RecommendedWeirdest!

DIRECTED BY: Miguel Llansó

FEATURING: Daniel Tadesse, Guillermo Llansó, Gerda-Annette Allikas, Solomon Tashe,  Lauri Lagle

PLOT: Agents D.T. Gagano and Palmer Eldritch must enter the CIA-created alternate reality, “PsychoBook”, in order to investigate a sentient computer virus, Soviet Union.

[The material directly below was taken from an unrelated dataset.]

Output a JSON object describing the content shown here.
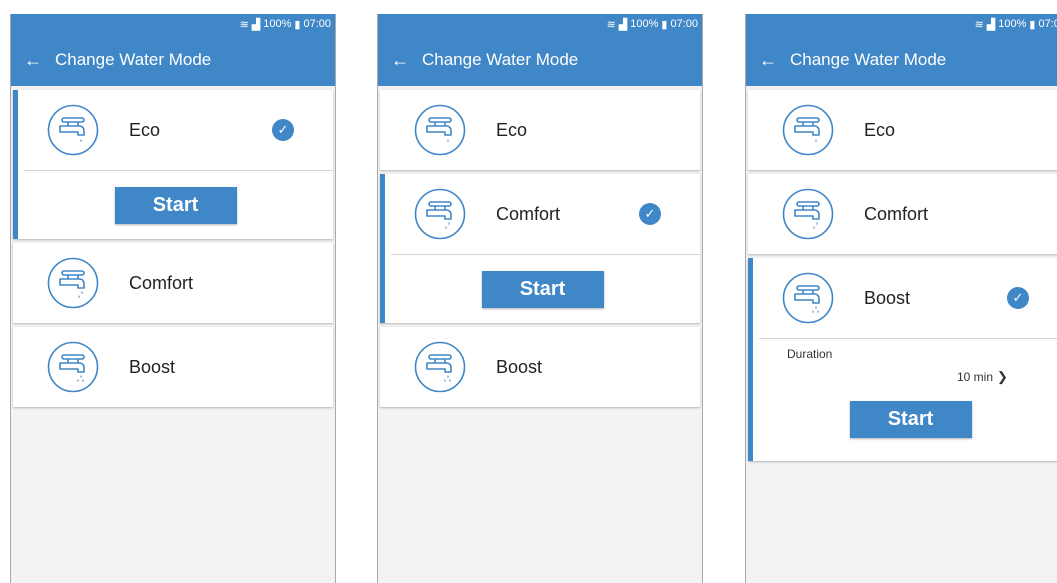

Abandoned within the virtual reality, Gagano finds himself in _Beta Ethiopia, where strongman/president/superhero-villain BatFro conspires with Soviet Union to distribute a VR byproduct known as “the substance.” Gagano’s reality-side fiancée, who hopes to open a kick-boxing academy, must now live with the prospect of him being trapped in a portable television display.

BACKGROUND:

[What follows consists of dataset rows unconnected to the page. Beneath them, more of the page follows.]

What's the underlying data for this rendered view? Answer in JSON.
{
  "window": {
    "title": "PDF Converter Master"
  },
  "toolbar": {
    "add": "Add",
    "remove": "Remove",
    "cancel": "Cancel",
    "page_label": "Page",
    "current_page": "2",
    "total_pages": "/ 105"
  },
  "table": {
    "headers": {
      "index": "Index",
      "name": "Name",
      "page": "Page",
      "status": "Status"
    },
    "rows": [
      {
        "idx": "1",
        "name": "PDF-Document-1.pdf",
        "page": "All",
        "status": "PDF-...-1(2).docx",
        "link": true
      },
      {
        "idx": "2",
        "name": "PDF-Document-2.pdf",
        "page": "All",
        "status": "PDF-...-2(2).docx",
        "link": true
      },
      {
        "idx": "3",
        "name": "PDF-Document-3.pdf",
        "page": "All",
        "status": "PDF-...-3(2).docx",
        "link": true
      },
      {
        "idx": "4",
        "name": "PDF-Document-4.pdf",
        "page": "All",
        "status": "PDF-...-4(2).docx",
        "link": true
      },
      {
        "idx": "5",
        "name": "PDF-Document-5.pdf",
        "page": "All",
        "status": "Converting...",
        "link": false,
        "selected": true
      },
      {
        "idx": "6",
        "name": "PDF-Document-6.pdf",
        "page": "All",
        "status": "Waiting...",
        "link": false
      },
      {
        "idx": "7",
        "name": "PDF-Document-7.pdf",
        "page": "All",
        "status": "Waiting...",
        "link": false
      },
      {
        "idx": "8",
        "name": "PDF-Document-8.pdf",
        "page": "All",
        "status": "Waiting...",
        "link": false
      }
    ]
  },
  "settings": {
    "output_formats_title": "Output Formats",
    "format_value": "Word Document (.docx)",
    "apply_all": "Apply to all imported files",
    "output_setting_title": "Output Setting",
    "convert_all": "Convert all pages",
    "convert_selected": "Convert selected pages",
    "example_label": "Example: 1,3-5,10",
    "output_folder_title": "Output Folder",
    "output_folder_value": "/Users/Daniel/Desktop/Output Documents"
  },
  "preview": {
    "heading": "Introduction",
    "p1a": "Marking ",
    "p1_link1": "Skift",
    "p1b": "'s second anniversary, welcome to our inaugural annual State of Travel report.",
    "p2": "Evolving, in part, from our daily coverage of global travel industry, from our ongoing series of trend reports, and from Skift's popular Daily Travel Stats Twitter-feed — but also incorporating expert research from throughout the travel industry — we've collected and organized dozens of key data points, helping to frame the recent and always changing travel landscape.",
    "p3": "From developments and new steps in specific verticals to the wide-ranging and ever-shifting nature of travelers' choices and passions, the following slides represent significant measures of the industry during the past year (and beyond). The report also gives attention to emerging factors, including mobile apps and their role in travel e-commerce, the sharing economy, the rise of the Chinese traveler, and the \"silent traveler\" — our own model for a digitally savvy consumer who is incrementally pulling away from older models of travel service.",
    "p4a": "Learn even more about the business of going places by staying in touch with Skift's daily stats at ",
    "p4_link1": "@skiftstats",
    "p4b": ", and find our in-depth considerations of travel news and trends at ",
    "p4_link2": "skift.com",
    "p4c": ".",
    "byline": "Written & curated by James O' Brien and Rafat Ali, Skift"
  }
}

  • An Estonian computer museum provided inspiration for the hardware aethestic in Jesus Shows You the Way to the Highway, but the machines on screen were mostly Apple products from the early 1990s.
  • Solomon Tashe,  who plays the African strongman dictator “Batfro,” , is a much-loved Ethiopian media personality.
  • The unusual name “Mister Sophistication” was lifted from John Cassavetes’ The Killing of a Chinese Bookie. However, like other characters in Llansó’s films, he was based on a regular at the Club Juventus, a gathering spot in Addis Ababa for Italian ex-pats and other larger-than-life clientèle.

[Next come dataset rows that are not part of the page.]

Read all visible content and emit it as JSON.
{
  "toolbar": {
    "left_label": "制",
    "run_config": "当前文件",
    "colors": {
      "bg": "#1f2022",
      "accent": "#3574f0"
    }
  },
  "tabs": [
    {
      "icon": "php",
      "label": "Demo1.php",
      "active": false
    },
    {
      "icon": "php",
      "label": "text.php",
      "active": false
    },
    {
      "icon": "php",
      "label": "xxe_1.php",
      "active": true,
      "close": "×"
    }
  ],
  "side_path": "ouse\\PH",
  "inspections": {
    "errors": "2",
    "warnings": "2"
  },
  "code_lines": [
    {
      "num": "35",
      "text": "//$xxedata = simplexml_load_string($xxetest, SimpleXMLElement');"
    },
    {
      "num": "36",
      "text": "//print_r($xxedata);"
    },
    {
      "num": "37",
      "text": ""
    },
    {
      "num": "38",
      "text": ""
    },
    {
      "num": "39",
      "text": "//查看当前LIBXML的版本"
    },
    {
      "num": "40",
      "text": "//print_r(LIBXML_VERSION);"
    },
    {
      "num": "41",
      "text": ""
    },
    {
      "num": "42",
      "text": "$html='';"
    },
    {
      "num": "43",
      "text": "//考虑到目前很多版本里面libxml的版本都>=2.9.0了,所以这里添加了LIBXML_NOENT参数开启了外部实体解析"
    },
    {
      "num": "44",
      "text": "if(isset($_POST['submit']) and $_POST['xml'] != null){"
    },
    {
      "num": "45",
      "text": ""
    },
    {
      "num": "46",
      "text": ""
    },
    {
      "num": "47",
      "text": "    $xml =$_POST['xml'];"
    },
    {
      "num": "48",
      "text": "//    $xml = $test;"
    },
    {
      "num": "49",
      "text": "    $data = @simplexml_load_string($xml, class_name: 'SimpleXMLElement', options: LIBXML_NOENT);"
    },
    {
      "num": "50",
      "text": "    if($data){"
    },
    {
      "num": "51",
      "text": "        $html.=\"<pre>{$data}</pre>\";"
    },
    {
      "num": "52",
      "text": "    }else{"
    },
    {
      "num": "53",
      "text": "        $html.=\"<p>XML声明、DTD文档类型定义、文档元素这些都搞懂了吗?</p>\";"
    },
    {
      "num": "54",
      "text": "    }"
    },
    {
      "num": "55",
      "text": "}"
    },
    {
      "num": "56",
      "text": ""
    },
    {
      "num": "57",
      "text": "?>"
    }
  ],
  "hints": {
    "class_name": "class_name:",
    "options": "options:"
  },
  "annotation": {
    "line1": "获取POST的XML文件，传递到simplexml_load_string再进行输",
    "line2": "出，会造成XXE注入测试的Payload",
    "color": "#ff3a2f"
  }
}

INDELIBLE IMAGE: Take your pick. Perhaps it’s stop-motion Richard Pryor and Robert Redford investigating a house infiltrated by a computer virus assassin. Perhaps it’s the “Jiminy Cricket” CIA AI spouting knee-high advice to Agents Gagano and Eldritch. And perhaps it’s the melodramatic conversation between a super-sweetie BBW kick-boxer and her television-bound lover. For the record, however, the official “Indelible Image” is cross-dressing super-spy, Captain Lagucci, sprinting off a roof to save a portable television. Much like Miguel Llansó, Lagucci just… runs with it.

TWO WEIRD THINGS: Coked-up Batfro to the rescue!; CIA Man trapped in a TV

WHAT MAKES IT WEIRD: Llansó manages to make an “anything and everything” approach to imagery, symbolism, dialogue, and scenario gel into a unified whole. Obviously the plot for JSYtWttH is bonkers, and that’d be enough, but its mountain of antiquated tech, dizzying opening credits, vibrant colors, bug aliens, MIT conspiracizing, Cold War derring-do, and… You get the picture; just about everything in this movie makes it weird.

Trailer for Jesus Shows You the Way to the Highway

COMMENTS: “Loading. Please wait.” Not a typical beginning for a Continue reading 12*. JESUS SHOWS YOU THE WAY TO THE HIGHWAY (2019)